Eurorack Sequencer pitch into VCV Rack not stable

Hi Guys/ Girls. Today I wanted to sequence VCV Rack (Rings) with my Eurorack Sequencer (Melodicer). I use the ES-8 to send pitch and gate from my sequencer to VCV. It did work but the Pitch was totally off. Meaning when my sequencer was playing a C-note in VCV this was a D or an E, and so on. I didn’t get it to work properly so in the end i used a VCV Rack quantizer. This went better but it still didn’t play the exact notes that my sequencer was playing.

I tried the sequencer with other Eurorack vco’s and as long as i stay in Eurorack it goes well so the sequencer is spitting out the right voltages.

Any thoughts on this ? Thanks in advance


subtract some value (0.083 Volts per semitone) from your pitch input

Rings is not tuned to C4 but to F#2, first tune Rings With the frequency knob :


1 Like

Thanks for your answer. Which module can use best for this within VCV? Greetz Mike

You probably know this but the ES-8 is not hardware calibrated - so what you put into it is not exactly what comes out.

When going the other way (sequencing your hardware from VCV) you can use the Silent Way voice controller module ($10) to calibrate your ES-8 for perfect pitch - or alternatively the free Nysthi Tunathor. I don’t think they will work the other way round though - so as in your OP, the answer is to use a quantiser in VCV.

1 Like

For Calibration, the best module i can think of is the Expert sleepers Silent way. Its 10$ but it is so worth it if you want to use hardware with VCV

1 Like

Yes, the library of modules is overwhelming. You can use

for this purpose.

Yup, and the same goes for the ES-9. It was one of those “nobody told me that” moments. So basically: You cannot expect the ports on the Expert Sleepers modules to transfer the exact voltage voltage you put into it. It will be off by a bit, either plus or minus, and you should not expect that amount to be linear either, and you should not expect it to be the same for each port either. This doesn’t really matter for triggers, gates or audio, but for pitch-voltage, which is very fine and precise increments, it bites hard. The only solution is to use a quantizer at the receiving/consuming end, and/or if that’s not enough, to use a calibration module.

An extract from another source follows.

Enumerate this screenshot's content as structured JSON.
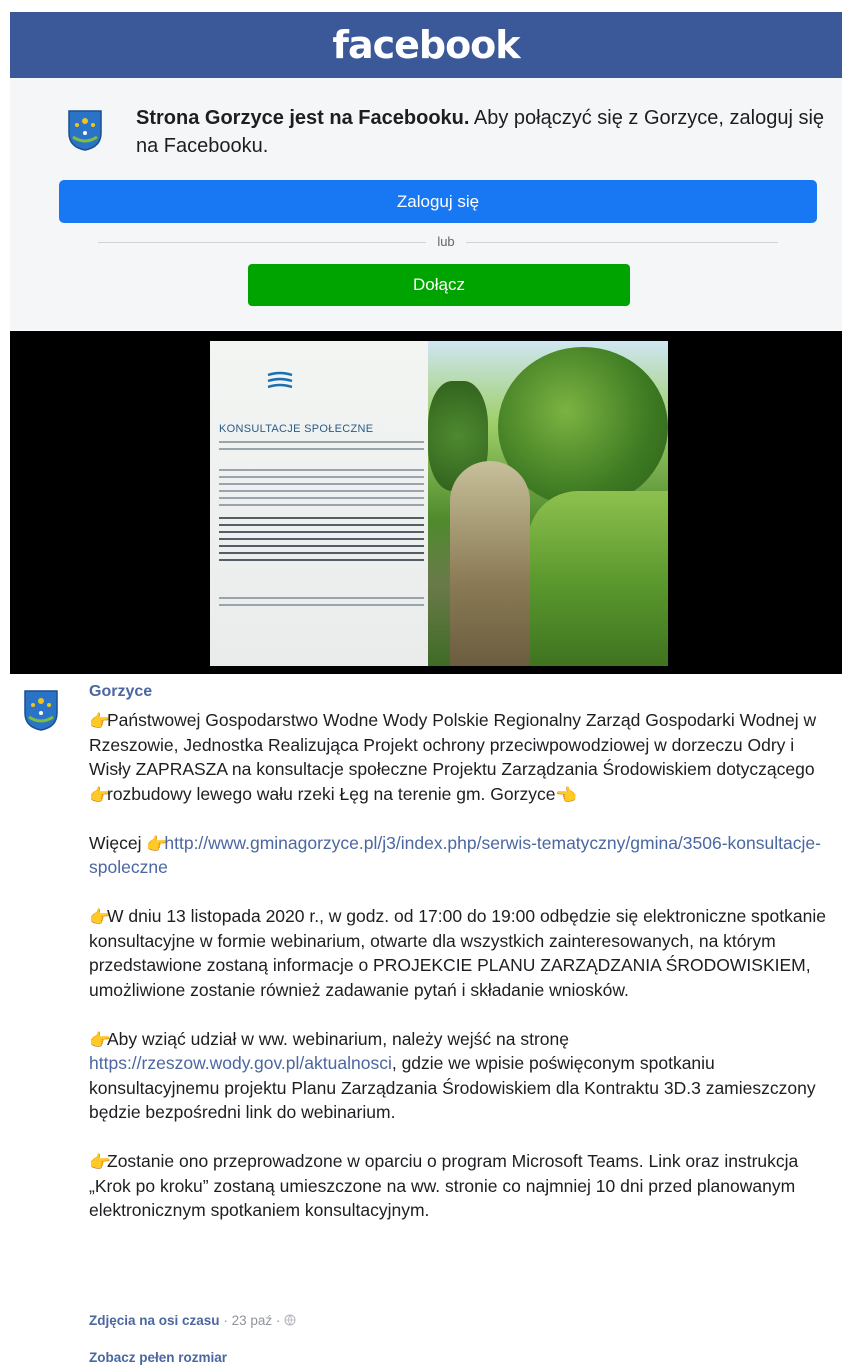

I haven’t tried, but maybe I should. The Silent Way calibration modules basically build an internal calibration table, as far as I understand it, which takes in a pitch-voltage and gives out a pitch-voltage (right?), where the point is that the pitch-out voltage will give you the same audible result as the pitch-in voltage, when it has travelled through the ES- hardware. So I think it should be able to translate pitch both ways, but I guess I’ll have to try myself. Will report back when I’ve tried it…

Just one additional note on this: There is one hardware calibrated module from Expert Sleepers, namely the ESX-8CV. It is an expander for the ES-5 which is an expander by itself and needs to be connected to the ES-8, ES-9 or ES-3.

for calibration, if you don’t use ES, you can use TUNATHOR

1 Like

Yeah. In Rack, tuning Rings to C4 is probably easiest done with Bogaudio:Stack. Add an octave and 6 semitones (or precisely 1.5 volts) to the pitch, and it’s tuned to C4:



I did try it once but I found it doesn’t work well with VCO’s that don’t take negative voltages, and there was a couple of other issues, where the calibration routine kind of vent it’s own way, even though it didn’t receive any audio any more. It didn’t seem “intelligent” enough. Maybe I’ll try it again…

I use that all the time because it’s the best thing for the job but I find that it doesn’t let you add a mono value to a set of poly values in a poly cable. It only adds the first one. It’s easy to get round with that Bogaudio Polymult but it is something to be aware of.

I’m surprised it isn’t calibrated, but I believe you. Before VCV, Squinky Labs used to make custom firmware for the ES “Disting”. That IS accurately calibrated from the factory, and they provide instructions for how to calibrate it yourself.

The trick for us was loading our custom firmware without erasing the factory calibration, but with ES help we got it to work.

Anyway, Disting came from the factory very well calibrated. I wonder why ES-8 isn’t calibrated?

I investigated and found that it’s quite possible to get pitch-accurate sequencing, of Rack to hardware and hardware to Rack. So I wrote this guide to do it:

1 Like